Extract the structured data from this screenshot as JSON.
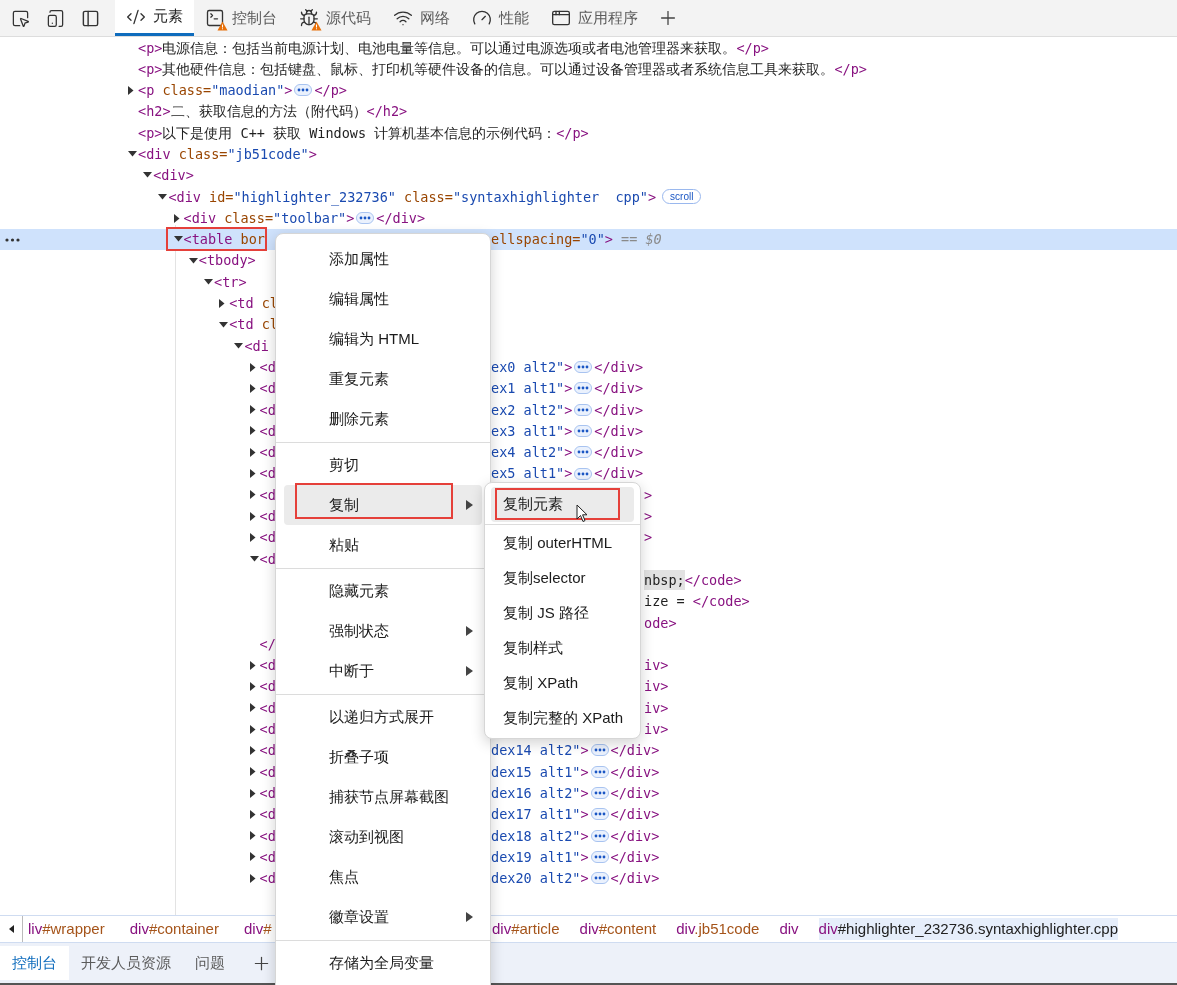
{
  "toolbar": {
    "tabs": [
      {
        "kind": "elements",
        "label": "元素",
        "selected": true,
        "warning": false
      },
      {
        "kind": "console",
        "label": "控制台",
        "selected": false,
        "warning": true
      },
      {
        "kind": "sources",
        "label": "源代码",
        "selected": false,
        "warning": true
      },
      {
        "kind": "network",
        "label": "网络",
        "selected": false,
        "warning": false
      },
      {
        "kind": "performance",
        "label": "性能",
        "selected": false,
        "warning": false
      },
      {
        "kind": "application",
        "label": "应用程序",
        "selected": false,
        "warning": false
      }
    ]
  },
  "tree": [
    {
      "selected": false,
      "segments": [
        {
          "kind": "tag",
          "text": "<p>"
        },
        {
          "kind": "text",
          "text": "电源信息：包括当前电源计划、电池电量等信息。可以通过电源选项或者电池管理器来获取。"
        },
        {
          "kind": "tag",
          "text": "</p>"
        }
      ]
    },
    {
      "selected": false,
      "segments": [
        {
          "kind": "tag",
          "text": "<p>"
        },
        {
          "kind": "text",
          "text": "其他硬件信息：包括键盘、鼠标、打印机等硬件设备的信息。可以通过设备管理器或者系统信息工具来获取。"
        },
        {
          "kind": "tag",
          "text": "</p>"
        }
      ]
    },
    {
      "selected": false,
      "expanded": false,
      "segments": [
        {
          "kind": "tag",
          "text": "<p"
        },
        {
          "kind": "attr",
          "text": " class="
        },
        {
          "kind": "value",
          "text": "\"maodian\""
        },
        {
          "kind": "tag",
          "text": ">"
        },
        {
          "kind": "ellipsis"
        },
        {
          "kind": "tag",
          "text": "</p>"
        }
      ]
    },
    {
      "selected": false,
      "segments": [
        {
          "kind": "tag",
          "text": "<h2>"
        },
        {
          "kind": "text",
          "text": "二、获取信息的方法（附代码）"
        },
        {
          "kind": "tag",
          "text": "</h2>"
        }
      ]
    },
    {
      "selected": false,
      "segments": [
        {
          "kind": "tag",
          "text": "<p>"
        },
        {
          "kind": "text",
          "text": "以下是使用 C++ 获取 Windows 计算机基本信息的示例代码："
        },
        {
          "kind": "tag",
          "text": "</p>"
        }
      ]
    },
    {
      "selected": false,
      "expanded": true,
      "segments": [
        {
          "kind": "tag",
          "text": "<div"
        },
        {
          "kind": "attr",
          "text": " class="
        },
        {
          "kind": "value",
          "text": "\"jb51code\""
        },
        {
          "kind": "tag",
          "text": ">"
        }
      ],
      "children": [
        {
          "selected": false,
          "expanded": true,
          "segments": [
            {
              "kind": "tag",
              "text": "<div>"
            }
          ],
          "children": [
            {
              "selected": false,
              "expanded": true,
              "segments": [
                {
                  "kind": "tag",
                  "text": "<div"
                },
                {
                  "kind": "attr",
                  "text": " id="
                },
                {
                  "kind": "value",
                  "text": "\"highlighter_232736\""
                },
                {
                  "kind": "attr",
                  "text": " class="
                },
                {
                  "kind": "value",
                  "text": "\"syntaxhighlighter  cpp\""
                },
                {
                  "kind": "tag",
                  "text": ">"
                },
                {
                  "kind": "badge",
                  "text": "scroll"
                }
              ],
              "children": [
                {
                  "selected": false,
                  "expanded": false,
                  "segments": [
                    {
                      "kind": "tag",
                      "text": "<div"
                    },
                    {
                      "kind": "attr",
                      "text": " class="
                    },
                    {
                      "kind": "value",
                      "text": "\"toolbar\""
                    },
                    {
                      "kind": "tag",
                      "text": ">"
                    },
                    {
                      "kind": "ellipsis"
                    },
                    {
                      "kind": "tag",
                      "text": "</div>"
                    }
                  ]
                },
                {
                  "selected": true,
                  "annotated": true,
                  "expanded": true,
                  "segments": [
                    {
                      "kind": "tag",
                      "text": "<table"
                    },
                    {
                      "kind": "attr",
                      "text": " bor"
                    }
                  ],
                  "after_menu": [
                    {
                      "kind": "attr",
                      "text": "ellspacing="
                    },
                    {
                      "kind": "value",
                      "text": "\"0\""
                    },
                    {
                      "kind": "tag",
                      "text": ">"
                    },
                    {
                      "kind": "hint",
                      "text": " == $0"
                    }
                  ],
                  "children": [
                    {
                      "selected": false,
                      "expanded": true,
                      "segments": [
                        {
                          "kind": "tag",
                          "text": "<tbody>"
                        }
                      ],
                      "children": [
                        {
                          "selected": false,
                          "expanded": true,
                          "segments": [
                            {
                              "kind": "tag",
                              "text": "<tr>"
                            }
                          ],
                          "children": [
                            {
                              "selected": false,
                              "expanded": false,
                              "segments": [
                                {
                                  "kind": "tag",
                                  "text": "<td"
                                },
                                {
                                  "kind": "attr",
                                  "text": " cl"
                                }
                              ]
                            },
                            {
                              "selected": false,
                              "expanded": true,
                              "segments": [
                                {
                                  "kind": "tag",
                                  "text": "<td"
                                },
                                {
                                  "kind": "attr",
                                  "text": " cl"
                                }
                              ],
                              "children": [
                                {
                                  "selected": false,
                                  "expanded": true,
                                  "segments": [
                                    {
                                      "kind": "tag",
                                      "text": "<di"
                                    }
                                  ],
                                  "children": [
                                    {
                                      "selected": false,
                                      "expanded": false,
                                      "segments": [
                                        {
                                          "kind": "tag",
                                          "text": "<d"
                                        }
                                      ],
                                      "after_menu": [
                                        {
                                          "kind": "value",
                                          "text": "ex0 alt2\""
                                        },
                                        {
                                          "kind": "tag",
                                          "text": ">"
                                        },
                                        {
                                          "kind": "ellipsis"
                                        },
                                        {
                                          "kind": "tag",
                                          "text": "</div>"
                                        }
                                      ]
                                    },
                                    {
                                      "selected": false,
                                      "expanded": false,
                                      "segments": [
                                        {
                                          "kind": "tag",
                                          "text": "<d"
                                        }
                                      ],
                                      "after_menu": [
                                        {
                                          "kind": "value",
                                          "text": "ex1 alt1\""
                                        },
                                        {
                                          "kind": "tag",
                                          "text": ">"
                                        },
                                        {
                                          "kind": "ellipsis"
                                        },
                                        {
                                          "kind": "tag",
                                          "text": "</div>"
                                        }
                                      ]
                                    },
                                    {
                                      "selected": false,
                                      "expanded": false,
                                      "segments": [
                                        {
                                          "kind": "tag",
                                          "text": "<d"
                                        }
                                      ],
                                      "after_menu": [
                                        {
                                          "kind": "value",
                                          "text": "ex2 alt2\""
                                        },
                                        {
                                          "kind": "tag",
                                          "text": ">"
                                        },
                                        {
                                          "kind": "ellipsis"
                                        },
                                        {
                                          "kind": "tag",
                                          "text": "</div>"
                                        }
                                      ]
                                    },
                                    {
                                      "selected": false,
                                      "expanded": false,
                                      "segments": [
                                        {
                                          "kind": "tag",
                                          "text": "<d"
                                        }
                                      ],
                                      "after_menu": [
                                        {
                                          "kind": "value",
                                          "text": "ex3 alt1\""
                                        },
                                        {
                                          "kind": "tag",
                                          "text": ">"
                                        },
                                        {
                                          "kind": "ellipsis"
                                        },
                                        {
                                          "kind": "tag",
                                          "text": "</div>"
                                        }
                                      ]
                                    },
                                    {
                                      "selected": false,
                                      "expanded": false,
                                      "segments": [
                                        {
                                          "kind": "tag",
                                          "text": "<d"
                                        }
                                      ],
                                      "after_menu": [
                                        {
                                          "kind": "value",
                                          "text": "ex4 alt2\""
                                        },
                                        {
                                          "kind": "tag",
                                          "text": ">"
                                        },
                                        {
                                          "kind": "ellipsis"
                                        },
                                        {
                                          "kind": "tag",
                                          "text": "</div>"
                                        }
                                      ]
                                    },
                                    {
                                      "selected": false,
                                      "expanded": false,
                                      "segments": [
                                        {
                                          "kind": "tag",
                                          "text": "<d"
                                        }
                                      ],
                                      "after_menu": [
                                        {
                                          "kind": "value",
                                          "text": "ex5 alt1\""
                                        },
                                        {
                                          "kind": "tag",
                                          "text": ">"
                                        },
                                        {
                                          "kind": "ellipsis"
                                        },
                                        {
                                          "kind": "tag",
                                          "text": "</div>"
                                        }
                                      ]
                                    },
                                    {
                                      "selected": false,
                                      "expanded": false,
                                      "segments": [
                                        {
                                          "kind": "tag",
                                          "text": "<d"
                                        }
                                      ],
                                      "after_submenu": [
                                        {
                                          "kind": "tag",
                                          "text": ">"
                                        }
                                      ]
                                    },
                                    {
                                      "selected": false,
                                      "expanded": false,
                                      "segments": [
                                        {
                                          "kind": "tag",
                                          "text": "<d"
                                        }
                                      ],
                                      "after_submenu": [
                                        {
                                          "kind": "tag",
                                          "text": ">"
                                        }
                                      ]
                                    },
                                    {
                                      "selected": false,
                                      "expanded": false,
                                      "segments": [
                                        {
                                          "kind": "tag",
                                          "text": "<d"
                                        }
                                      ],
                                      "after_submenu": [
                                        {
                                          "kind": "tag",
                                          "text": ">"
                                        }
                                      ]
                                    },
                                    {
                                      "selected": false,
                                      "expanded": true,
                                      "segments": [
                                        {
                                          "kind": "tag",
                                          "text": "<d"
                                        }
                                      ],
                                      "children": [
                                        {
                                          "selected": false,
                                          "after_submenu": [
                                            {
                                              "kind": "nbsp",
                                              "text": "nbsp;"
                                            },
                                            {
                                              "kind": "tag",
                                              "text": "</code>"
                                            }
                                          ]
                                        },
                                        {
                                          "selected": false,
                                          "after_submenu": [
                                            {
                                              "kind": "text",
                                              "text": "ize = "
                                            },
                                            {
                                              "kind": "tag",
                                              "text": "</code>"
                                            }
                                          ]
                                        },
                                        {
                                          "selected": false,
                                          "after_submenu": [
                                            {
                                              "kind": "tag",
                                              "text": "ode>"
                                            }
                                          ]
                                        }
                                      ]
                                    },
                                    {
                                      "selected": false,
                                      "segments": [
                                        {
                                          "kind": "tag",
                                          "text": "</"
                                        }
                                      ]
                                    },
                                    {
                                      "selected": false,
                                      "expanded": false,
                                      "segments": [
                                        {
                                          "kind": "tag",
                                          "text": "<d"
                                        }
                                      ],
                                      "after_submenu": [
                                        {
                                          "kind": "tag",
                                          "text": "iv>"
                                        }
                                      ]
                                    },
                                    {
                                      "selected": false,
                                      "expanded": false,
                                      "segments": [
                                        {
                                          "kind": "tag",
                                          "text": "<d"
                                        }
                                      ],
                                      "after_submenu": [
                                        {
                                          "kind": "tag",
                                          "text": "iv>"
                                        }
                                      ]
                                    },
                                    {
                                      "selected": false,
                                      "expanded": false,
                                      "segments": [
                                        {
                                          "kind": "tag",
                                          "text": "<d"
                                        }
                                      ],
                                      "after_submenu": [
                                        {
                                          "kind": "tag",
                                          "text": "iv>"
                                        }
                                      ]
                                    },
                                    {
                                      "selected": false,
                                      "expanded": false,
                                      "segments": [
                                        {
                                          "kind": "tag",
                                          "text": "<d"
                                        }
                                      ],
                                      "after_submenu": [
                                        {
                                          "kind": "tag",
                                          "text": "iv>"
                                        }
                                      ]
                                    },
                                    {
                                      "selected": false,
                                      "expanded": false,
                                      "segments": [
                                        {
                                          "kind": "tag",
                                          "text": "<d"
                                        }
                                      ],
                                      "after_menu": [
                                        {
                                          "kind": "value",
                                          "text": "dex14 alt2\""
                                        },
                                        {
                                          "kind": "tag",
                                          "text": ">"
                                        },
                                        {
                                          "kind": "ellipsis"
                                        },
                                        {
                                          "kind": "tag",
                                          "text": "</div>"
                                        }
                                      ]
                                    },
                                    {
                                      "selected": false,
                                      "expanded": false,
                                      "segments": [
                                        {
                                          "kind": "tag",
                                          "text": "<d"
                                        }
                                      ],
                                      "after_menu": [
                                        {
                                          "kind": "value",
                                          "text": "dex15 alt1\""
                                        },
                                        {
                                          "kind": "tag",
                                          "text": ">"
                                        },
                                        {
                                          "kind": "ellipsis"
                                        },
                                        {
                                          "kind": "tag",
                                          "text": "</div>"
                                        }
                                      ]
                                    },
                                    {
                                      "selected": false,
                                      "expanded": false,
                                      "segments": [
                                        {
                                          "kind": "tag",
                                          "text": "<d"
                                        }
                                      ],
                                      "after_menu": [
                                        {
                                          "kind": "value",
                                          "text": "dex16 alt2\""
                                        },
                                        {
                                          "kind": "tag",
                                          "text": ">"
                                        },
                                        {
                                          "kind": "ellipsis"
                                        },
                                        {
                                          "kind": "tag",
                                          "text": "</div>"
                                        }
                                      ]
                                    },
                                    {
                                      "selected": false,
                                      "expanded": false,
                                      "segments": [
                                        {
                                          "kind": "tag",
                                          "text": "<d"
                                        }
                                      ],
                                      "after_menu": [
                                        {
                                          "kind": "value",
                                          "text": "dex17 alt1\""
                                        },
                                        {
                                          "kind": "tag",
                                          "text": ">"
                                        },
                                        {
                                          "kind": "ellipsis"
                                        },
                                        {
                                          "kind": "tag",
                                          "text": "</div>"
                                        }
                                      ]
                                    },
                                    {
                                      "selected": false,
                                      "expanded": false,
                                      "segments": [
                                        {
                                          "kind": "tag",
                                          "text": "<d"
                                        }
                                      ],
                                      "after_menu": [
                                        {
                                          "kind": "value",
                                          "text": "dex18 alt2\""
                                        },
                                        {
                                          "kind": "tag",
                                          "text": ">"
                                        },
                                        {
                                          "kind": "ellipsis"
                                        },
                                        {
                                          "kind": "tag",
                                          "text": "</div>"
                                        }
                                      ]
                                    },
                                    {
                                      "selected": false,
                                      "expanded": false,
                                      "segments": [
                                        {
                                          "kind": "tag",
                                          "text": "<d"
                                        }
                                      ],
                                      "after_menu": [
                                        {
                                          "kind": "value",
                                          "text": "dex19 alt1\""
                                        },
                                        {
                                          "kind": "tag",
                                          "text": ">"
                                        },
                                        {
                                          "kind": "ellipsis"
                                        },
                                        {
                                          "kind": "tag",
                                          "text": "</div>"
                                        }
                                      ]
                                    },
                                    {
                                      "selected": false,
                                      "expanded": false,
                                      "segments": [
                                        {
                                          "kind": "tag",
                                          "text": "<d"
                                        }
                                      ],
                                      "after_menu": [
                                        {
                                          "kind": "value",
                                          "text": "dex20 alt2\""
                                        },
                                        {
                                          "kind": "tag",
                                          "text": ">"
                                        },
                                        {
                                          "kind": "ellipsis"
                                        },
                                        {
                                          "kind": "tag",
                                          "text": "</div>"
                                        }
                                      ]
                                    }
                                  ]
                                }
                              ]
                            }
                          ]
                        }
                      ]
                    }
                  ]
                }
              ]
            }
          ]
        }
      ]
    }
  ],
  "breadcrumbs": {
    "before_menu": [
      {
        "tag": "liv",
        "suffix": "#wrapper",
        "selected": false
      },
      {
        "tag": "div",
        "suffix": "#container",
        "selected": false
      },
      {
        "tag": "div",
        "suffix": "#",
        "selected": false
      }
    ],
    "after_menu": [
      {
        "tag": "div",
        "suffix": "#article",
        "selected": false
      },
      {
        "tag": "div",
        "suffix": "#content",
        "selected": false
      },
      {
        "tag": "div",
        "suffix": ".jb51code",
        "selected": false
      },
      {
        "tag": "div",
        "selected": false
      },
      {
        "tag": "div",
        "suffix": "#highlighter_232736.syntaxhighlighter.cpp",
        "selected": true
      }
    ]
  },
  "drawer_tabs": [
    {
      "label": "控制台",
      "selected": true
    },
    {
      "label": "开发人员资源",
      "selected": false
    },
    {
      "label": "问题",
      "selected": false
    }
  ],
  "context_menu": {
    "items": [
      {
        "kind": "item",
        "label": "添加属性",
        "has_submenu": false,
        "highlighted": false,
        "annotated": false
      },
      {
        "kind": "item",
        "label": "编辑属性",
        "has_submenu": false,
        "highlighted": false,
        "annotated": false
      },
      {
        "kind": "item",
        "label": "编辑为 HTML",
        "has_submenu": false,
        "highlighted": false,
        "annotated": false
      },
      {
        "kind": "item",
        "label": "重复元素",
        "has_submenu": false,
        "highlighted": false,
        "annotated": false
      },
      {
        "kind": "item",
        "label": "删除元素",
        "has_submenu": false,
        "highlighted": false,
        "annotated": false
      },
      {
        "kind": "divider"
      },
      {
        "kind": "item",
        "label": "剪切",
        "has_submenu": false,
        "highlighted": false,
        "annotated": false
      },
      {
        "kind": "item",
        "label": "复制",
        "has_submenu": true,
        "highlighted": true,
        "annotated": true
      },
      {
        "kind": "item",
        "label": "粘贴",
        "has_submenu": false,
        "highlighted": false,
        "annotated": false
      },
      {
        "kind": "divider"
      },
      {
        "kind": "item",
        "label": "隐藏元素",
        "has_submenu": false,
        "highlighted": false,
        "annotated": false
      },
      {
        "kind": "item",
        "label": "强制状态",
        "has_submenu": true,
        "highlighted": false,
        "annotated": false
      },
      {
        "kind": "item",
        "label": "中断于",
        "has_submenu": true,
        "highlighted": false,
        "annotated": false
      },
      {
        "kind": "divider"
      },
      {
        "kind": "item",
        "label": "以递归方式展开",
        "has_submenu": false,
        "highlighted": false,
        "annotated": false
      },
      {
        "kind": "item",
        "label": "折叠子项",
        "has_submenu": false,
        "highlighted": false,
        "annotated": false
      },
      {
        "kind": "item",
        "label": "捕获节点屏幕截图",
        "has_submenu": false,
        "highlighted": false,
        "annotated": false
      },
      {
        "kind": "item",
        "label": "滚动到视图",
        "has_submenu": false,
        "highlighted": false,
        "annotated": false
      },
      {
        "kind": "item",
        "label": "焦点",
        "has_submenu": false,
        "highlighted": false,
        "annotated": false
      },
      {
        "kind": "item",
        "label": "徽章设置",
        "has_submenu": true,
        "highlighted": false,
        "annotated": false
      },
      {
        "kind": "divider"
      },
      {
        "kind": "item",
        "label": "存储为全局变量",
        "has_submenu": false,
        "highlighted": false,
        "annotated": false
      }
    ]
  },
  "submenu": {
    "items": [
      {
        "kind": "item",
        "label": "复制元素",
        "highlighted": true,
        "annotated": true
      },
      {
        "kind": "divider"
      },
      {
        "kind": "item",
        "label": "复制 outerHTML",
        "highlighted": false,
        "annotated": false
      },
      {
        "kind": "item",
        "label": "复制selector",
        "highlighted": false,
        "annotated": false
      },
      {
        "kind": "item",
        "label": "复制 JS 路径",
        "highlighted": false,
        "annotated": false
      },
      {
        "kind": "item",
        "label": "复制样式",
        "highlighted": false,
        "annotated": false
      },
      {
        "kind": "item",
        "label": "复制 XPath",
        "highlighted": false,
        "annotated": false
      },
      {
        "kind": "item",
        "label": "复制完整的 XPath",
        "highlighted": false,
        "annotated": false
      }
    ]
  }
}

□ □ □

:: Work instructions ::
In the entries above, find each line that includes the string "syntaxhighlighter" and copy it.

:: Solution to this problem ::
                  "text": "\"syntaxhighlighter  cpp\""
        "suffix": "#highlighter_232736.syntaxhighlighter.cpp",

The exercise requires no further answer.